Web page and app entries
□ □ □ □
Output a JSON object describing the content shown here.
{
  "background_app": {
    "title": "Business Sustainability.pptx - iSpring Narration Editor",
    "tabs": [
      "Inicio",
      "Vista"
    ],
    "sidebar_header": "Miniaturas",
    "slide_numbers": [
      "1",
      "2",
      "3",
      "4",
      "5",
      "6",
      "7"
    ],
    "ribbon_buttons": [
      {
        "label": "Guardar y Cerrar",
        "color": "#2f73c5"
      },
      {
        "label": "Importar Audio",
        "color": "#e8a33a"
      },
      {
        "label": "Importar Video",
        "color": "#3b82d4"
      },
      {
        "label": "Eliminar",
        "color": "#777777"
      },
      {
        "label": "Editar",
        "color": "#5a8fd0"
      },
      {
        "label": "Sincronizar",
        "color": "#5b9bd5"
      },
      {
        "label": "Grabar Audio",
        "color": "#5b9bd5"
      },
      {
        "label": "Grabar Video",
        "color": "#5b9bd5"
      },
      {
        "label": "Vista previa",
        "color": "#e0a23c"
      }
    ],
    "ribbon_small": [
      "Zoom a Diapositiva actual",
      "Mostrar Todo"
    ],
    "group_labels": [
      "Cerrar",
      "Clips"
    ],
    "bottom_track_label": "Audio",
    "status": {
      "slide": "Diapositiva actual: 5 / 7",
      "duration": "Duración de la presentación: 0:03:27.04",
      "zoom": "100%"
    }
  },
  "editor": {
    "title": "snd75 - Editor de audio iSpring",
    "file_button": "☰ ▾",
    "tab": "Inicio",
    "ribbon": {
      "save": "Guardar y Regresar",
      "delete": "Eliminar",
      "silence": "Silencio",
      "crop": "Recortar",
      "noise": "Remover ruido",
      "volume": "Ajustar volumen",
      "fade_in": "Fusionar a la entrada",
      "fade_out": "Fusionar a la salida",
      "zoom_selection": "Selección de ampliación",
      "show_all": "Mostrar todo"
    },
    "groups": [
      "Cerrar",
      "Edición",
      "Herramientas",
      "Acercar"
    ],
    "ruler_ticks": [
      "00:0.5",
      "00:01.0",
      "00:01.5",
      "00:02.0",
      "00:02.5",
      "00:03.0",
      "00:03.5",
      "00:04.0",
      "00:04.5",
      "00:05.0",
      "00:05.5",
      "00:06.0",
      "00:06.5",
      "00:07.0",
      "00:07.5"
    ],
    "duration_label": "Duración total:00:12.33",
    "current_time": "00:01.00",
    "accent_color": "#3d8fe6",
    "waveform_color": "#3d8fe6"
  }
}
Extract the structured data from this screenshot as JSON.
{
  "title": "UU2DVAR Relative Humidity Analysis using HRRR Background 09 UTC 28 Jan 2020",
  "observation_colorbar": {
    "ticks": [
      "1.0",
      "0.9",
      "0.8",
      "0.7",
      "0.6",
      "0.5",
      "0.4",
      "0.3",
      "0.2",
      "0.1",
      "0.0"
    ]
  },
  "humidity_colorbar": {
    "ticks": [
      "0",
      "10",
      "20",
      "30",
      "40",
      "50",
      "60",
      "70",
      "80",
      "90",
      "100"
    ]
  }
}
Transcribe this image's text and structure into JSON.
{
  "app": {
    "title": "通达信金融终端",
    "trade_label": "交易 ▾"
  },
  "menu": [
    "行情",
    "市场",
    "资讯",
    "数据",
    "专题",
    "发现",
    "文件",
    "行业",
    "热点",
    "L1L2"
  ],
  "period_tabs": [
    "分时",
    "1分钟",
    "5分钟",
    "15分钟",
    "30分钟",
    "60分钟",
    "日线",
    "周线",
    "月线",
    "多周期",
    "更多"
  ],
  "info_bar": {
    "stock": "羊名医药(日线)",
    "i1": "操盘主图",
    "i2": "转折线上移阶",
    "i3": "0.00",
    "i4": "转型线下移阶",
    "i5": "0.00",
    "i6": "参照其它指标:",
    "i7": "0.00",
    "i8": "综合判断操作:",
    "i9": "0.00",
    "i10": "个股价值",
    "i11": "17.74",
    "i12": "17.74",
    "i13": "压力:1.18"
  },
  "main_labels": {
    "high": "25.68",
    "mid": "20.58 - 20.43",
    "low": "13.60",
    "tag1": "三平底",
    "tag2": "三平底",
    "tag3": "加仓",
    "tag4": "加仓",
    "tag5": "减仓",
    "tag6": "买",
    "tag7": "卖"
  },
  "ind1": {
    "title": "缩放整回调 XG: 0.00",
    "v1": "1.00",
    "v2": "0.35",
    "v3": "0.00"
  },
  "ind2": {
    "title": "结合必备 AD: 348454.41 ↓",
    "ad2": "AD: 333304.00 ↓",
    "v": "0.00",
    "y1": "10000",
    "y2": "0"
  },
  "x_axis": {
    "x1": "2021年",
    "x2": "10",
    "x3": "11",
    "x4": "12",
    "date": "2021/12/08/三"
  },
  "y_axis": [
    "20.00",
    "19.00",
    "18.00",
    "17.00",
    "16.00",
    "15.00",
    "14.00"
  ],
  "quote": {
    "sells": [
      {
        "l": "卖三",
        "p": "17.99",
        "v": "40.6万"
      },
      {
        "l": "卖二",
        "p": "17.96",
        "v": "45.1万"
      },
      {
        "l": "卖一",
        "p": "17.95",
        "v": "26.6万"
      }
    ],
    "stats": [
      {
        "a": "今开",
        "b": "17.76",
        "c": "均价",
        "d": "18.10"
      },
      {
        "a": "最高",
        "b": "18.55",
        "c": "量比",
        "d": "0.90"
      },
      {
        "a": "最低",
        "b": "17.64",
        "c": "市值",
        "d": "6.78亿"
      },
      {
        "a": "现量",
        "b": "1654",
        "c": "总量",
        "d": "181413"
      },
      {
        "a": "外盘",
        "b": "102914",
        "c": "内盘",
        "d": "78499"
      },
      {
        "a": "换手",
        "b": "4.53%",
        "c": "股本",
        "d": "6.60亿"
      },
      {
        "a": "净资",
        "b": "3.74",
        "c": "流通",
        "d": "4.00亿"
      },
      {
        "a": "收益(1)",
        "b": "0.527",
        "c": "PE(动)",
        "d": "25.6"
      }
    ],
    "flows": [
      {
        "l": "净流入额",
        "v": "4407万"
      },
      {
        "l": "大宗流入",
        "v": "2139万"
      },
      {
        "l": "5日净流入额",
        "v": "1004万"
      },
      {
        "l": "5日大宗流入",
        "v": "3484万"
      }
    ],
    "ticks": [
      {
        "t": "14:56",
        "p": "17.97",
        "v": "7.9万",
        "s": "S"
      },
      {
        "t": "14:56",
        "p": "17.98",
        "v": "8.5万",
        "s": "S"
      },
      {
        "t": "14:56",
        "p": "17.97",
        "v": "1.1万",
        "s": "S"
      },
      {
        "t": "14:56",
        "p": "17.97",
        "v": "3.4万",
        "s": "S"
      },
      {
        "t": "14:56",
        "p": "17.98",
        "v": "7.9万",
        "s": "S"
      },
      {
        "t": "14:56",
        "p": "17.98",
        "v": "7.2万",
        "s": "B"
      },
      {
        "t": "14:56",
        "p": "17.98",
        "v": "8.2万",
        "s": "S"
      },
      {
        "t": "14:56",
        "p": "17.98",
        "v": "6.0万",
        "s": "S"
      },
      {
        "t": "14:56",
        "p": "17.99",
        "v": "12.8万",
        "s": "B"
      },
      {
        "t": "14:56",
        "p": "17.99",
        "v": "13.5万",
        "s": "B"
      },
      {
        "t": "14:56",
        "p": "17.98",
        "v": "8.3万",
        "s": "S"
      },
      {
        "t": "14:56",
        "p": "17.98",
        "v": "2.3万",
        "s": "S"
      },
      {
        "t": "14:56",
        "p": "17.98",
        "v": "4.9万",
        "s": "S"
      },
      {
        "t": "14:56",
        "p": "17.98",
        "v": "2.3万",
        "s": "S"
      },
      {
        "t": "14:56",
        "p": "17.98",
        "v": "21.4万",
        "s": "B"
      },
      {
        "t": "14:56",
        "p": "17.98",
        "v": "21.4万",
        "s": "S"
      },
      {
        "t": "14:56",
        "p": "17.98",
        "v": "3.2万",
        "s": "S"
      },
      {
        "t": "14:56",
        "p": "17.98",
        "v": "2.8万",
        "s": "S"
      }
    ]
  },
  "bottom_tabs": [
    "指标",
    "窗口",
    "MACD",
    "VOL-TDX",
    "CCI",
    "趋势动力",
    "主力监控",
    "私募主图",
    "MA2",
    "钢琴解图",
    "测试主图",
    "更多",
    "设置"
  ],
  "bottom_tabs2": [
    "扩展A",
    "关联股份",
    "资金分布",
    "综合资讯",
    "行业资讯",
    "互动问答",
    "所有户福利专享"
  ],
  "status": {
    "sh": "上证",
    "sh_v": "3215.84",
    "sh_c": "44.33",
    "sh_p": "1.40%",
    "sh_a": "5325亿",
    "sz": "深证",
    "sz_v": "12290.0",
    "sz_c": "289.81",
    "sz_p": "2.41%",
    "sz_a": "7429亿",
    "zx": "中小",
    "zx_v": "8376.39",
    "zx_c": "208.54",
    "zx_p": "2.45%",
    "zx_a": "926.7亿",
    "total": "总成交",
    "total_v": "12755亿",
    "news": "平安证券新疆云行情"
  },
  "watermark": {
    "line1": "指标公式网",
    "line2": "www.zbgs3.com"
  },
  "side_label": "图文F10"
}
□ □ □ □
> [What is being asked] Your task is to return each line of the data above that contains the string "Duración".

> [Answer to the exercise]
      "duration": "Duración de la presentación: 0:03:27.04",
    "duration_label": "Duración total:00:12.33",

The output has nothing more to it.